Often in a campaign with lofty rhetoric and confusing figures, politicians must seek out ways to connect with voters. And what better medium than sports, where many people turn for a reprieve from the esoteric and ideological world of Washington?
When the partnership works best, sports can reveal another side of politicians: As softer, more relatable people. But when something goes wrong, it can turn into a blunder replayed on cable news for days on end.
During this campaign cycle, there have been no shortage of sports-related flubs by both parties, with the most recent error coming on Wednesday, when Republican vice presidential nominee Paul Ryan stopped by a Cleveland Browns practice and confused quarterbacks Brandon Weeden and Colt McCoy. Ryan explained his mistake by saying that it's hard to distinguish the quarterbacks because they are normally seen wearing helmets.
During Ryan and Mitt Romney's first joint town hall meeting in late August, they took a question from a man wearing a New York Yankees shirt. Romney stopped the man's question and told a story about an appearance where he was asked about the Red Sox trading outfielder Johnny Damon to the Yankees.
"I said if it proves one thing," said the former Massachusetts governor, "we all hate Yankees."
Luckily for Romney, Ryan made a quick save, telling the man, "But not you, sir. We love you."
A few weeks earlier, President Obama was involved in his own Red Sox-related gaffe. The president was booed in Boston after attempting to make a joke about the Red Sox's recently departed slugger, Kevin Youkilis.
Obama was thrown off by the response to his joke, saying, "I didn’t anticipate boos out of here." But someone in the audience yelled "We still love you!", and the crowd applauded and forgave the commander-in-chief.

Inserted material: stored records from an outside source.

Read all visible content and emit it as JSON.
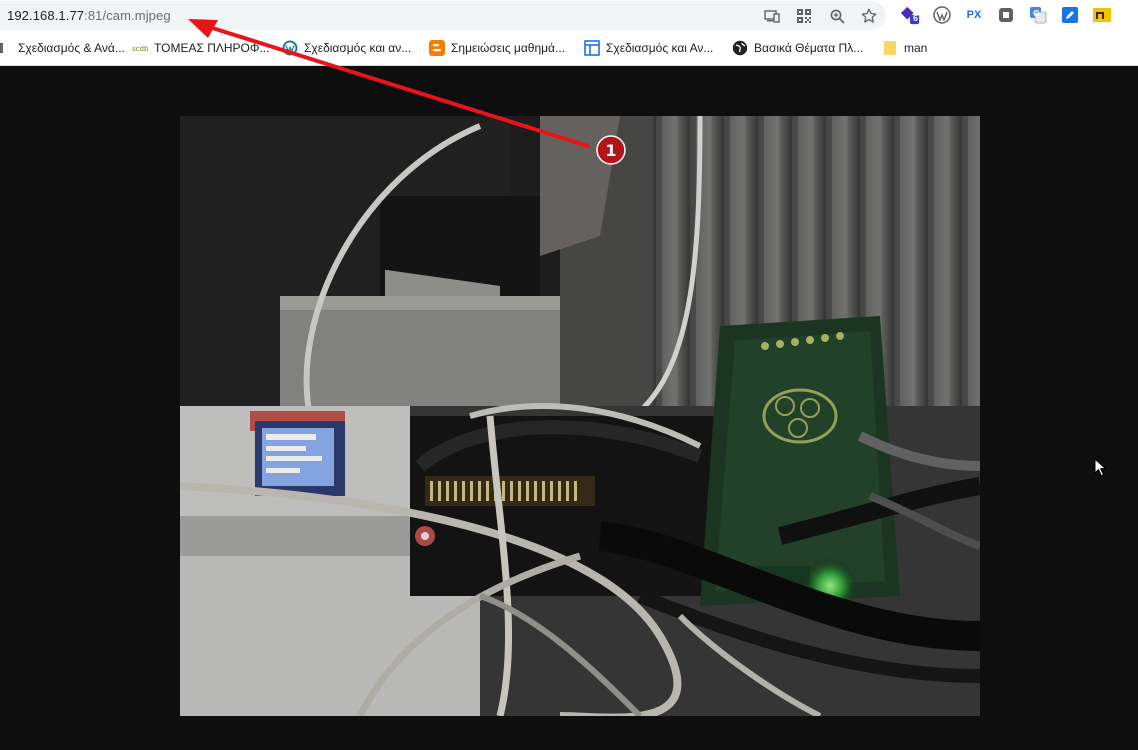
{
  "address_bar": {
    "host": "192.168.1.77",
    "path": ":81/cam.mjpeg"
  },
  "omnibox_icons": [
    "cast-icon",
    "qr-code-icon",
    "zoom-icon",
    "star-icon"
  ],
  "extensions": [
    {
      "name": "extension-badge-icon",
      "badge": "6"
    },
    {
      "name": "wordpress-icon"
    },
    {
      "name": "px-icon",
      "label": "PX"
    },
    {
      "name": "extension-square-icon"
    },
    {
      "name": "translate-icon"
    },
    {
      "name": "edit-icon"
    },
    {
      "name": "folder-icon"
    }
  ],
  "bookmarks": [
    {
      "label": "Σχεδιασμός & Ανά...",
      "icon": "folder-icon"
    },
    {
      "label": "ΤΟΜΕΑΣ ΠΛΗΡΟΦ...",
      "icon": "site-icon"
    },
    {
      "label": "Σχεδιασμός και αν...",
      "icon": "wordpress-icon"
    },
    {
      "label": "Σημειώσεις μαθημά...",
      "icon": "blogger-icon"
    },
    {
      "label": "Σχεδιασμός και Αν...",
      "icon": "layout-icon"
    },
    {
      "label": "Βασικά Θέματα Πλ...",
      "icon": "globe-icon"
    },
    {
      "label": "man",
      "icon": "folder-icon"
    }
  ],
  "annotation": {
    "marker_label": "1",
    "arrow_color": "#e8141a",
    "marker_color": "#b3141a"
  },
  "colors": {
    "page_bg": "#0e0e0e",
    "omnibox_bg": "#f1f3f4"
  }
}
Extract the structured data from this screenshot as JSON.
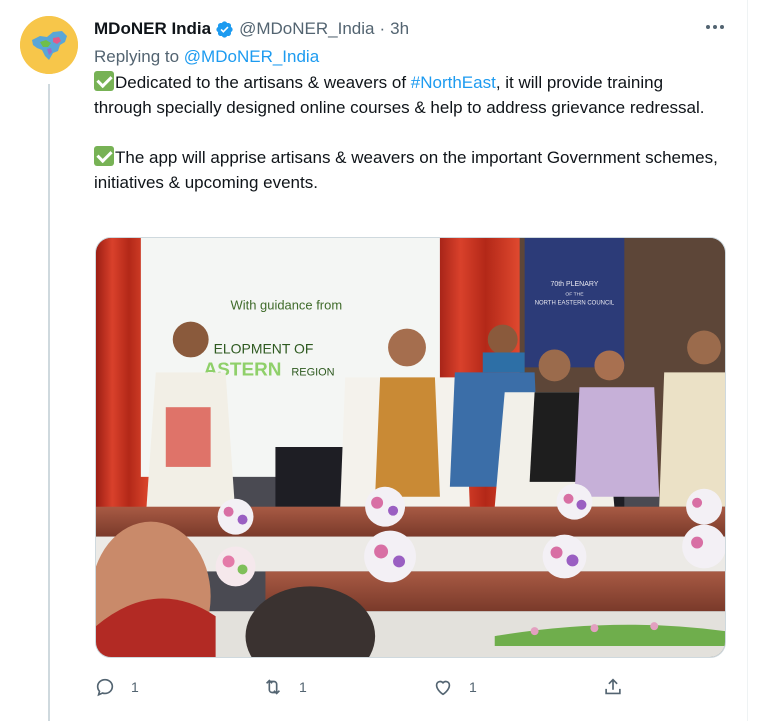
{
  "tweet": {
    "author_name": "MDoNER India",
    "author_handle": "@MDoNER_India",
    "separator": "·",
    "time": "3h",
    "replying_prefix": "Replying to",
    "replying_handle": "@MDoNER_India",
    "p1_before": "Dedicated to the artisans & weavers of ",
    "p1_hashtag": "#NorthEast",
    "p1_after": ", it will provide training through specially designed online courses & help to address grievance redressal.",
    "p2_text": "The app will apprise artisans & weavers on the important Government schemes, initiatives & upcoming events."
  },
  "media": {
    "banner_line1": "With guidance from",
    "banner_line2a": "ELOPMENT OF",
    "banner_line3a": "ASTERN",
    "banner_line3b": "REGION",
    "board_line1": "70th PLENARY",
    "board_line2": "OF THE",
    "board_line3": "NORTH EASTERN COUNCIL"
  },
  "actions": {
    "reply_count": "1",
    "retweet_count": "1",
    "like_count": "1"
  },
  "icons": {
    "verified": "verified-badge-icon",
    "more": "more-options-icon",
    "reply": "reply-icon",
    "retweet": "retweet-icon",
    "like": "heart-icon",
    "share": "share-icon",
    "check": "check-mark-icon"
  },
  "colors": {
    "accent": "#1d9bf0",
    "muted": "#536471",
    "check_green": "#77b255"
  }
}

The next day, Obama accidentally called Miami's NBA team the "Miami Heats."
Fortunately for the candidates, none of these gaffes has majorly impacted their campaigns.